Breakfast has been my starting point; berry bowls and spoons, toast racks and knife rests, egg cups with decorative storage boxes and bowls of all shapes and sizes. The whole range is mix and match.
Growing up, my Mum collected Watcombe Pottery. Over the years she managed to collect more than 400 pieces and they over-flowed from two dining-room dressers in our kitchen. I remember showing it to my school friends and enjoyed reading all the sgraffito sayings and looking at the vibrant slip-trailed patterns. My plan this year has been to fill a dresser at Eastnor Pottery with my own slipware designs, reveling in the easy-going feel of a country potter. In fact, I have already filled this dresser…..maybe I need to get a second one too!
When making my own work, my approach is relaxed and playful, and I hope this translates through to the finished pieces. I love our studio workshop and make full-use of our facilities; from the electric potter’s wheels to the table spaces for hand-building and modeling – whatever takes my fancy! Slips are brushed on, sgraffito designs drawn into the surface and spriggs applied, making the pieces tactile, a deliberate consideration. I restrict my pallet to blue and white slip on terracotta clay; it links everything together and has a country cottage appeal. All of my making happens at the wet clay stage. After a biscuit firing I don’t add anything else to the surface except for a simple lead-free glaze.”
More work can been seen on Sarah’s Instagram.
When our children were young, Sarah and myself loved reading to them. Story time just before bed was a magical, special time we look back on with total fondness. We enjoyed the literature just as much (maybe more!?) than the children and each evening marveled at the illustrations, narrative and the clever way the two came together.
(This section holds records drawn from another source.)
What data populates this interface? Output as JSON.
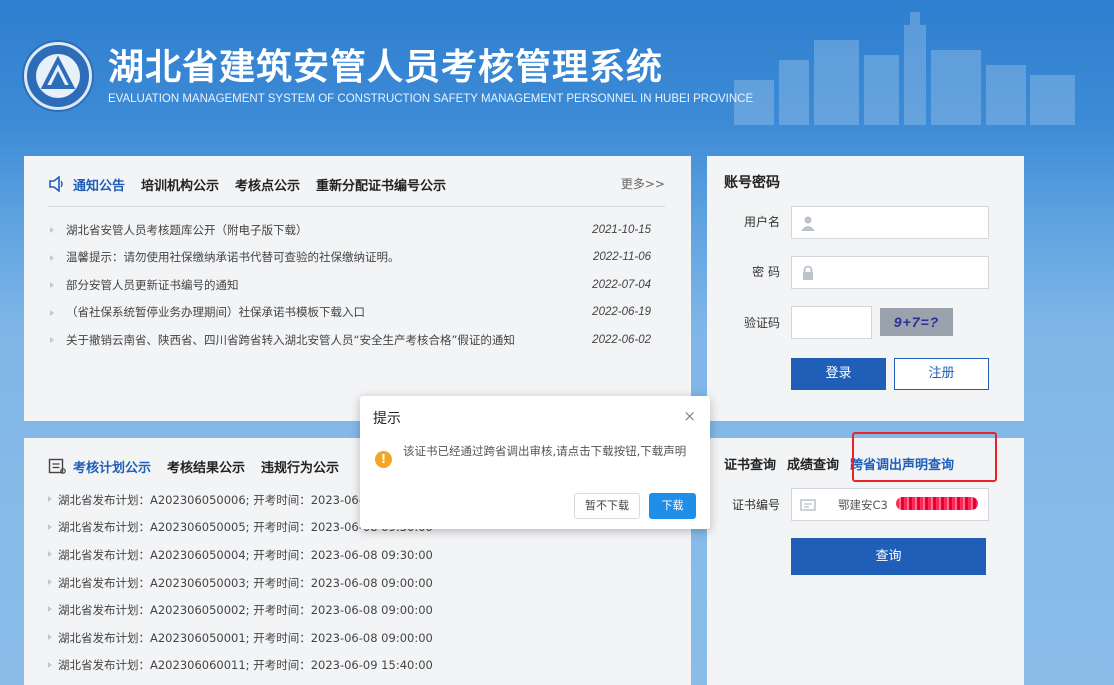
{
  "header": {
    "title": "湖北省建筑安管人员考核管理系统",
    "subtitle": "EVALUATION MANAGEMENT SYSTEM OF CONSTRUCTION SAFETY MANAGEMENT PERSONNEL IN HUBEI PROVINCE"
  },
  "notice": {
    "tabs": [
      "通知公告",
      "培训机构公示",
      "考核点公示",
      "重新分配证书编号公示"
    ],
    "more": "更多>>",
    "items": [
      {
        "title": "湖北省安管人员考核题库公开（附电子版下载）",
        "date": "2021-10-15"
      },
      {
        "title": "温馨提示：请勿使用社保缴纳承诺书代替可查验的社保缴纳证明。",
        "date": "2022-11-06"
      },
      {
        "title": "部分安管人员更新证书编号的通知",
        "date": "2022-07-04"
      },
      {
        "title": "（省社保系统暂停业务办理期间）社保承诺书模板下载入口",
        "date": "2022-06-19"
      },
      {
        "title": "关于撤销云南省、陕西省、四川省跨省转入湖北安管人员“安全生产考核合格”假证的通知",
        "date": "2022-06-02"
      }
    ]
  },
  "plan": {
    "tabs": [
      "考核计划公示",
      "考核结果公示",
      "违规行为公示"
    ],
    "items": [
      "湖北省发布计划：A202306050006; 开考时间：2023-06-08 10:00:00",
      "湖北省发布计划：A202306050005; 开考时间：2023-06-08 09:30:00",
      "湖北省发布计划：A202306050004; 开考时间：2023-06-08 09:30:00",
      "湖北省发布计划：A202306050003; 开考时间：2023-06-08 09:00:00",
      "湖北省发布计划：A202306050002; 开考时间：2023-06-08 09:00:00",
      "湖北省发布计划：A202306050001; 开考时间：2023-06-08 09:00:00",
      "湖北省发布计划：A202306060011; 开考时间：2023-06-09 15:40:00"
    ]
  },
  "login": {
    "title": "账号密码",
    "username_label": "用户名",
    "password_label": "密 码",
    "captcha_label": "验证码",
    "captcha_text": "9+7=?",
    "login_button": "登录",
    "register_button": "注册"
  },
  "cert": {
    "tabs": [
      "证书查询",
      "成绩查询",
      "跨省调出声明查询"
    ],
    "cert_no_label": "证书编号",
    "cert_no_value": "鄂建安C3",
    "query_button": "查询"
  },
  "modal": {
    "title": "提示",
    "close": "×",
    "message": "该证书已经通过跨省调出审核,请点击下载按钮,下载声明",
    "cancel_button": "暂不下载",
    "ok_button": "下载"
  },
  "colors": {
    "primary": "#1f5fb8",
    "highlight": "#e8242a",
    "warning": "#f5a524",
    "modal_ok": "#1e8ee8"
  }
}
The kids are all grown up now and have either flown the nest or are preparing to fly. As a consequence of them getting older, our exposure to the brilliance of children’s picture books has dwindled.
That said, it hasn’t been a total drought as we get an occasional fix working, as we do with hundreds of primary schools and nurseries. We love it when a head teacher or art co-coordinator starts a conversation with “there’s this book….”
We’ve recently worked with two primary schools who have set beautifully illustrated children’s books as the inspiration for their clay work.
High Meadow Infants School in Warwickshire have been using ‘Come All You Little Persons’ by John Agard and illustrated by Jessica Courtney-Tickle as inspiration for a whole term’s worth of learning and exploration across the curriculum. We were invited to work with the whole school to make a celebratory tile panel to mark the 50th anniversary of the school, based upon the book. (above)
Each child and member of staff made and painted an individual tile, imagining which type of ‘person’ they would be. All the tiles have been fired, glazed and mounted and make a composite image of a globe supported either side by magnificent trees. The celebratory piece has been installed in the school hall for children, parents and staff to admire for a long time to come.
Another school another book! KS1 at Upton Upon Severn Primary School looked at the books ‘Milo and the Magical Stones’ by Marcus Pfister and ‘The Tin Forest’ by Helen Ward. Both books have an environmental message and offered perfect inspiration for the children’s clay work. Instead of a collaborative effect, each child made an individual piece using the pinch pot technique to create a hollow character from the book.
Two separate projects with two super ceramic outcomes!